House Speaker J. Dennis Hastert and GOP House leaders virtually killed chances wide-ranging immigration legislation -- supported by President Bush -- will be considered this election year.
In a highly unusual move, Hastert (R-Ill.) said Tuesday there will be hearings this July and August in Washington and across the nation on the immigration bill passed by the Senate. Conservatives favor the tough enforcement-only House version, which subjects illegal immigrants and those who help them to felony charges.
"I think the action by the House of Representatives to reopen a series of hearings on comprehensive immigration reform is a cynical effort to delay or kill a comprehensive immigration bill,'' said Sen. Ted Kennedy (D-Mass.).
Kennedy and Sen. John McCain (R-Ariz.) were key players in drafting the Senate legislation, developed with a group of GOP and Democratic senators. The Senate bill has two provisions embraced by Bush and objected to by conservatives: a temporary worker program and a path to citizenship for millions of illegal immigrants already in the United States.
California win emboldened speaker
Hastert spokesman Ron Bonjean deliberately referred to the Senate measure as the "Kennedy'' bill, instead of the Kennedy-McCain bill, signaling the polarizing political dimensions of the road ahead. Invoking the name of the liberal lion (and dropping mention of the popular McCain) plays to the GOP conservative base. Hastert has no "timeline,'' wants to get it done "right,'' and intends by this exercise to strengthen the House hand if an immigration bill ever moves.
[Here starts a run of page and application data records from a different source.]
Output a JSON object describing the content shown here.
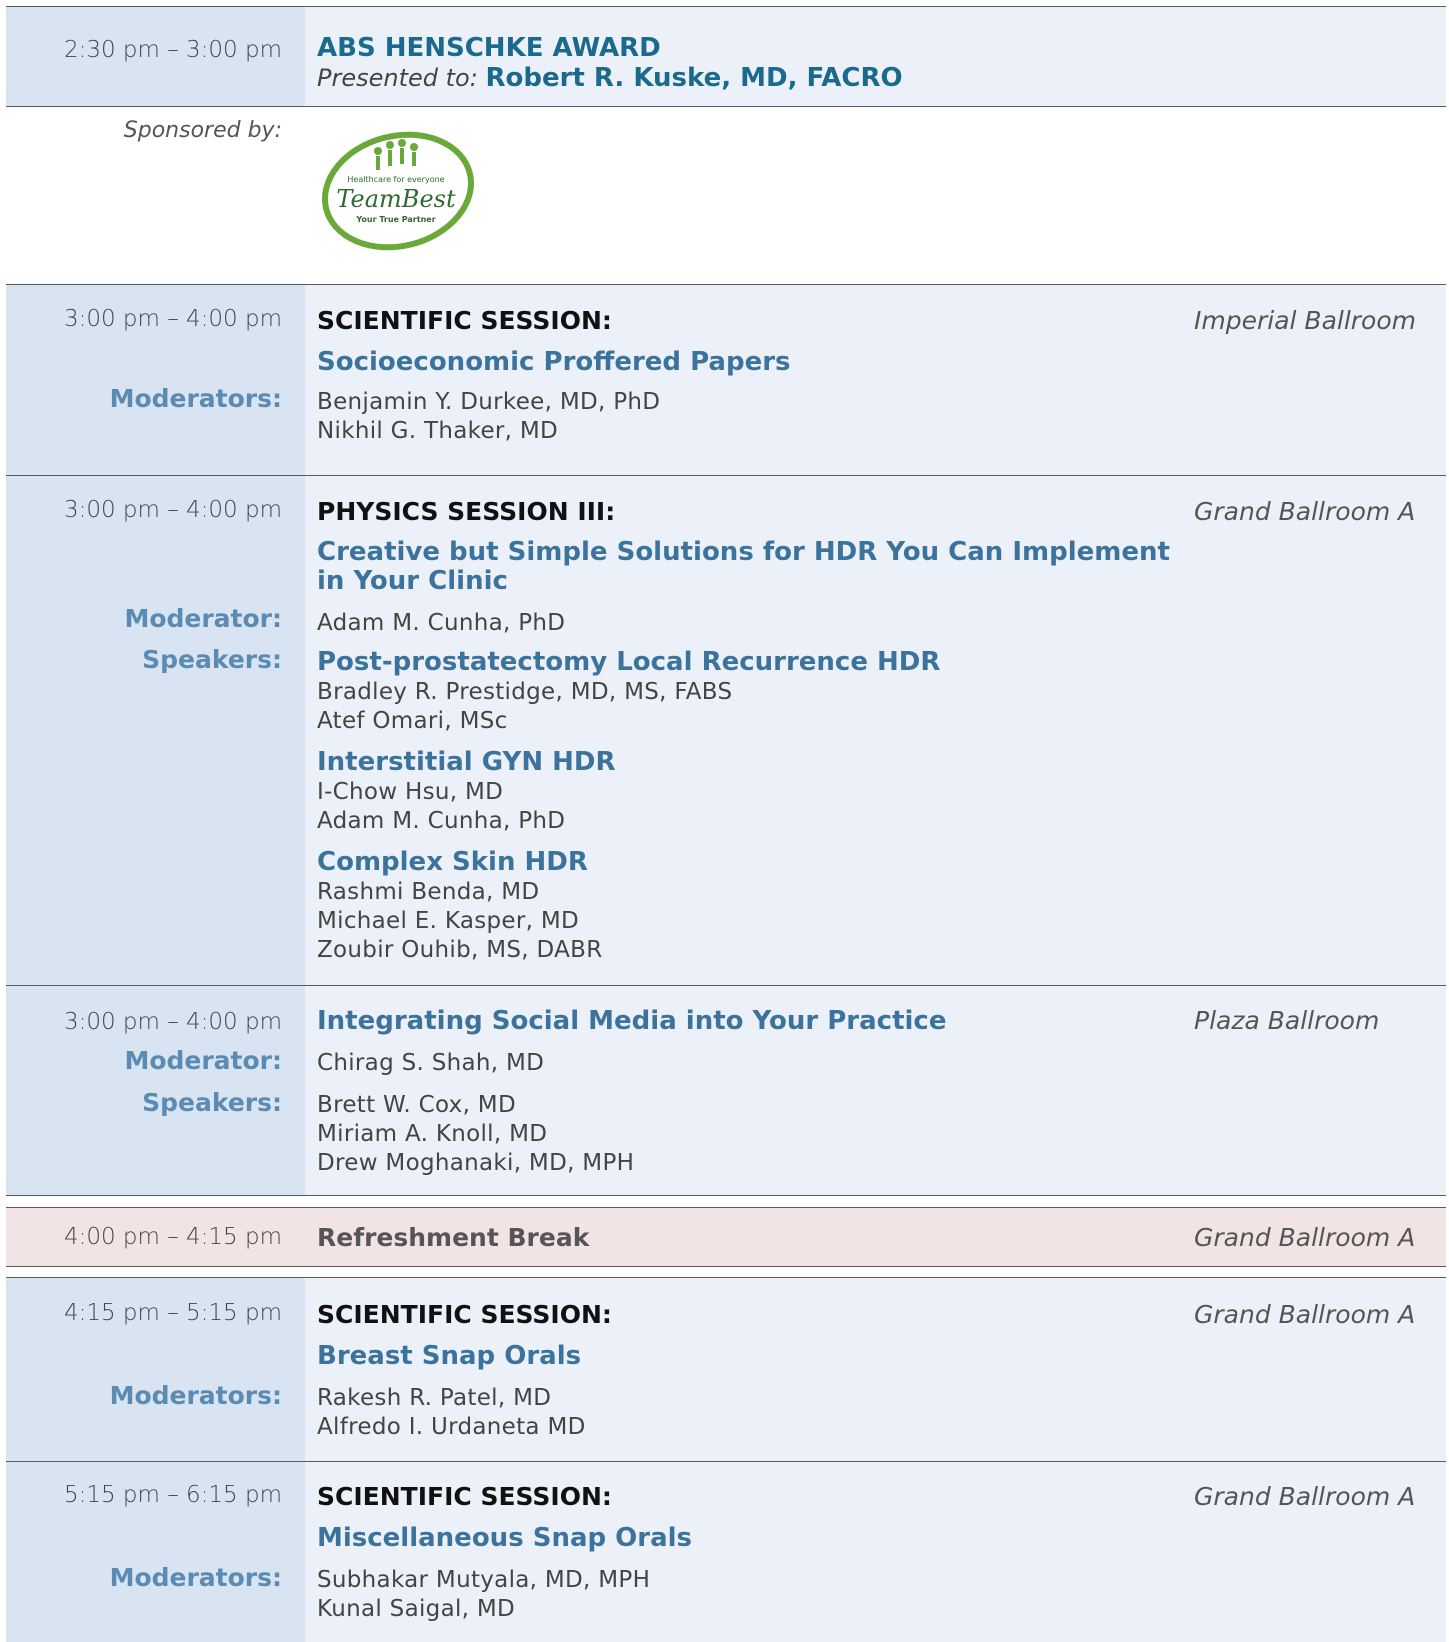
{
  "award": {
    "time": "2:30 pm – 3:00 pm",
    "title": "ABS HENSCHKE AWARD",
    "presented_label": "Presented to:",
    "presented_name": "Robert R. Kuske, MD, FACRO"
  },
  "sponsor": {
    "label": "Sponsored by:",
    "logo_icon": "teambest-logo",
    "logo_tagline": "Healthcare for everyone",
    "logo_name": "TeamBest",
    "logo_subtitle": "Your True Partner"
  },
  "s1": {
    "time": "3:00 pm – 4:00 pm",
    "header": "SCIENTIFIC SESSION:",
    "title": "Socioeconomic Proffered Papers",
    "location": "Imperial Ballroom",
    "role": "Moderators:",
    "people": [
      "Benjamin Y. Durkee, MD, PhD",
      "Nikhil G. Thaker, MD"
    ]
  },
  "s2": {
    "time": "3:00 pm – 4:00 pm",
    "header": "PHYSICS SESSION III:",
    "title_lines": [
      "Creative but Simple Solutions for HDR You Can Implement",
      "in Your Clinic"
    ],
    "location": "Grand Ballroom A",
    "moderator_role": "Moderator:",
    "moderator": "Adam M. Cunha, PhD",
    "speakers_role": "Speakers:",
    "talks": [
      {
        "title": "Post-prostatectomy Local Recurrence HDR",
        "people": [
          "Bradley R. Prestidge, MD, MS, FABS",
          "Atef Omari, MSc"
        ]
      },
      {
        "title": "Interstitial GYN HDR",
        "people": [
          "I-Chow Hsu, MD",
          "Adam M. Cunha, PhD"
        ]
      },
      {
        "title": "Complex Skin HDR",
        "people": [
          "Rashmi Benda, MD",
          "Michael E. Kasper, MD",
          "Zoubir Ouhib, MS, DABR"
        ]
      }
    ]
  },
  "s3": {
    "time": "3:00 pm – 4:00 pm",
    "title": "Integrating Social Media into Your Practice",
    "location": "Plaza Ballroom",
    "moderator_role": "Moderator:",
    "moderator": "Chirag S. Shah, MD",
    "speakers_role": "Speakers:",
    "speakers": [
      "Brett W. Cox, MD",
      "Miriam A. Knoll, MD",
      "Drew Moghanaki, MD, MPH"
    ]
  },
  "brk": {
    "time": "4:00 pm – 4:15 pm",
    "title": "Refreshment Break",
    "location": "Grand Ballroom A"
  },
  "s4": {
    "time": "4:15 pm – 5:15 pm",
    "header": "SCIENTIFIC SESSION:",
    "title": "Breast Snap Orals",
    "location": "Grand Ballroom A",
    "role": "Moderators:",
    "people": [
      "Rakesh R. Patel, MD",
      "Alfredo I. Urdaneta MD"
    ]
  },
  "s5": {
    "time": "5:15 pm – 6:15 pm",
    "header": "SCIENTIFIC SESSION:",
    "title": "Miscellaneous Snap Orals",
    "location": "Grand Ballroom A",
    "role": "Moderators:",
    "people": [
      "Subhakar Mutyala, MD, MPH",
      "Kunal Saigal, MD"
    ]
  }
}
At this stage in the legislative process, the usual route would be for Hastert and Senate Majority Leader Bill Frist to appoint members to what is called a "conference committee.'' The charge of this temporary panel is to reconcile differences between the two bills. If leaders want to bury a bill, usually they delay appointing conferees or let them negotiate indefinitely.
Frist is a possible 2008 presidential contender who needs conservative support. Hastert was emboldened to call for the high-profile hearings after a San Diego Republican, Brian Bilbray, won a special House election earlier this month campaigning for construction of a fence along the California-Mexico border and distancing himself from what Bush calls his "comprehensive'' approach.
It's not often Hastert splits from Bush -- and this is quite a public slap -- but the speaker is looking to preserve his majority, which can be lost if Democrats pick up only 15 seats in November. Bonjean said Hastert personally told Bush about the decision. That means that on Monday night, when Bush was making a plea for a broad immigration bill during a speech at a giant GOP fund-raiser, he already knew that he would not have a bill on his desk to sign anytime soon.
Lynn Sweet is the Washington bureau chief for the Chicago Sun-Times.